SCOTS liberals use ‘alien’ terminology
While the liberal justices sided with the administration’s arguments, the justices adopted terminology discouraged by the administration and many Democrats, referring to illegals as “aliens” throughout two hours of arguments. Sonia Sotomayor used the term numerous times.
“What the record clearly proves is that there’s been a surge at the border; if left unattended, that surge would overwhelm all of the border states, not just Texas; and that the cost of doing that has to give them greater priorities in terms of aliens who are already here,” Sotomayor said.
Justice Elena Kagan also used the language while sparring with Texas Solicitor General Judd Stone on what immigration law requires of the federal government.
“If you look at the language of 1231, it’s the Attorney General ‘shall detain’ the alien. It doesn’t say anything about shall remove,” she said.
“Shall means shall”
Otherwise, the liberal justices agreed with Biden’s Solicitor General Elizabeth Prelogar, who said Republican states lacked standing to bring the case at all.
Dismissing the enormous burdens of Biden’s border crisis as “speculative,” Kagan rebuked Stone for failing to weigh the “benefits” and fretted that Texas wanted to bring federal power over immigration to a “dead halt.” Ketanji Brown Jackson used the woke term “non-citizen” and questioned whether states are to blame if they feel “compelled” to arrest illegal immigrants who Biden will not.
Concerning the case’s merits, Prelogar argued that the federal government doesn’t have the resources to deport the millions of illegal immigrants living in the country, but Chief Justice John Roberts argued that wasn’t the Supreme Court’s concern.
“It’s our job to say what the law is, not whether or not it can be possibly implemented or whether there are difficulties there,” Roberts said.

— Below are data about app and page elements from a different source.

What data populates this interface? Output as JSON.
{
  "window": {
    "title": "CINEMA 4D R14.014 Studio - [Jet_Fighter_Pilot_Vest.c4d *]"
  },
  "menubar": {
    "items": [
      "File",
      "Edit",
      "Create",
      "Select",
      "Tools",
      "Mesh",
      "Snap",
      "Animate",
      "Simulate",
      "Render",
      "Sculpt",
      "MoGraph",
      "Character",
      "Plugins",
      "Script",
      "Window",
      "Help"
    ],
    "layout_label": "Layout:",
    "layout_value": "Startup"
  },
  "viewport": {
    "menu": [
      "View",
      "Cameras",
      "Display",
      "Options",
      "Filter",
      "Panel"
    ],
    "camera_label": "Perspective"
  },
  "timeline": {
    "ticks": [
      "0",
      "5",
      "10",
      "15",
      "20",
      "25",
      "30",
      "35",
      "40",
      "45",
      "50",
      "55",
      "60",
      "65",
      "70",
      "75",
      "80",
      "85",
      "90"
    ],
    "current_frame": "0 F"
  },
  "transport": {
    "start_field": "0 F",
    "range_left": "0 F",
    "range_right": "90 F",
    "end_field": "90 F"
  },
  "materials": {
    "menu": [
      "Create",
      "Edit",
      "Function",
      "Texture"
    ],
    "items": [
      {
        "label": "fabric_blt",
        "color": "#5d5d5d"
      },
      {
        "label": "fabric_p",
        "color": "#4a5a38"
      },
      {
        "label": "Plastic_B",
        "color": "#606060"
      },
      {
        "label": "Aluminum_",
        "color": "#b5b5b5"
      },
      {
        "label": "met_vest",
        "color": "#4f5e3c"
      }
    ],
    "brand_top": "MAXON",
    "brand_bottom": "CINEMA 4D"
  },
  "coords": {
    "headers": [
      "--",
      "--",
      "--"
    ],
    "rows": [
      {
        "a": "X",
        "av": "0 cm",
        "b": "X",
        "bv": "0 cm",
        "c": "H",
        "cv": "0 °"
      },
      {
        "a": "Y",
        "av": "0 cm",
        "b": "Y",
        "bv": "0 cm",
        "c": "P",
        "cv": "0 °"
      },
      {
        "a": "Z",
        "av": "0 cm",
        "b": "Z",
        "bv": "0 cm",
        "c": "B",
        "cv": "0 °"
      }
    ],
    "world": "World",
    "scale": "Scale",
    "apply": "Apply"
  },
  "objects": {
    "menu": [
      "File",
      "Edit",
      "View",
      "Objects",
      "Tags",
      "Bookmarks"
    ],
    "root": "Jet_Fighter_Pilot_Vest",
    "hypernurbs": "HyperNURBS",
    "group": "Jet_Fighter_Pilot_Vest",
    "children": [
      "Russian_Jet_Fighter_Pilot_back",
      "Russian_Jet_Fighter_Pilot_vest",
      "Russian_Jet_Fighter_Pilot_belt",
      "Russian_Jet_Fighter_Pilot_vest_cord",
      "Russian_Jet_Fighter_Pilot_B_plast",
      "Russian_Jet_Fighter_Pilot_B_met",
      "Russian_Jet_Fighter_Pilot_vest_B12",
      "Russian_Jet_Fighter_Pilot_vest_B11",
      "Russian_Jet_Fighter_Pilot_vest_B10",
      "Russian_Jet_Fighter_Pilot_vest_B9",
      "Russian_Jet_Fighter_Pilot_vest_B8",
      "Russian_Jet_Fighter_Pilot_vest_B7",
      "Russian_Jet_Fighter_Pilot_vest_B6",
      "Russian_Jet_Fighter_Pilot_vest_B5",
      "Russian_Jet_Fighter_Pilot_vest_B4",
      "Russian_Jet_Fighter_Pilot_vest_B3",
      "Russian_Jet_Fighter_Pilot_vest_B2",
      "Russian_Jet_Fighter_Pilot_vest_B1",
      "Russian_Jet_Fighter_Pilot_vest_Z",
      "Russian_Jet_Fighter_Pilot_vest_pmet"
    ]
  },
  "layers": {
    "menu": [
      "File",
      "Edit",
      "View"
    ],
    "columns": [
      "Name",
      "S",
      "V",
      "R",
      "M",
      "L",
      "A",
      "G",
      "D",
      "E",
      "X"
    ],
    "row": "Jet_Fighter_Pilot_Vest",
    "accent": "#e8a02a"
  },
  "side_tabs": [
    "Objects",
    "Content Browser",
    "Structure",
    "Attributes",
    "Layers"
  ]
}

Roberts argued that the laws are clear about the government’s obligation to deport illegals, saying, “shall means shall.” But Roberts and Brett Kavanaugh were also skeptical of the government’s enforcement capability, with Kavanaugh noting, “the resources are still not there.”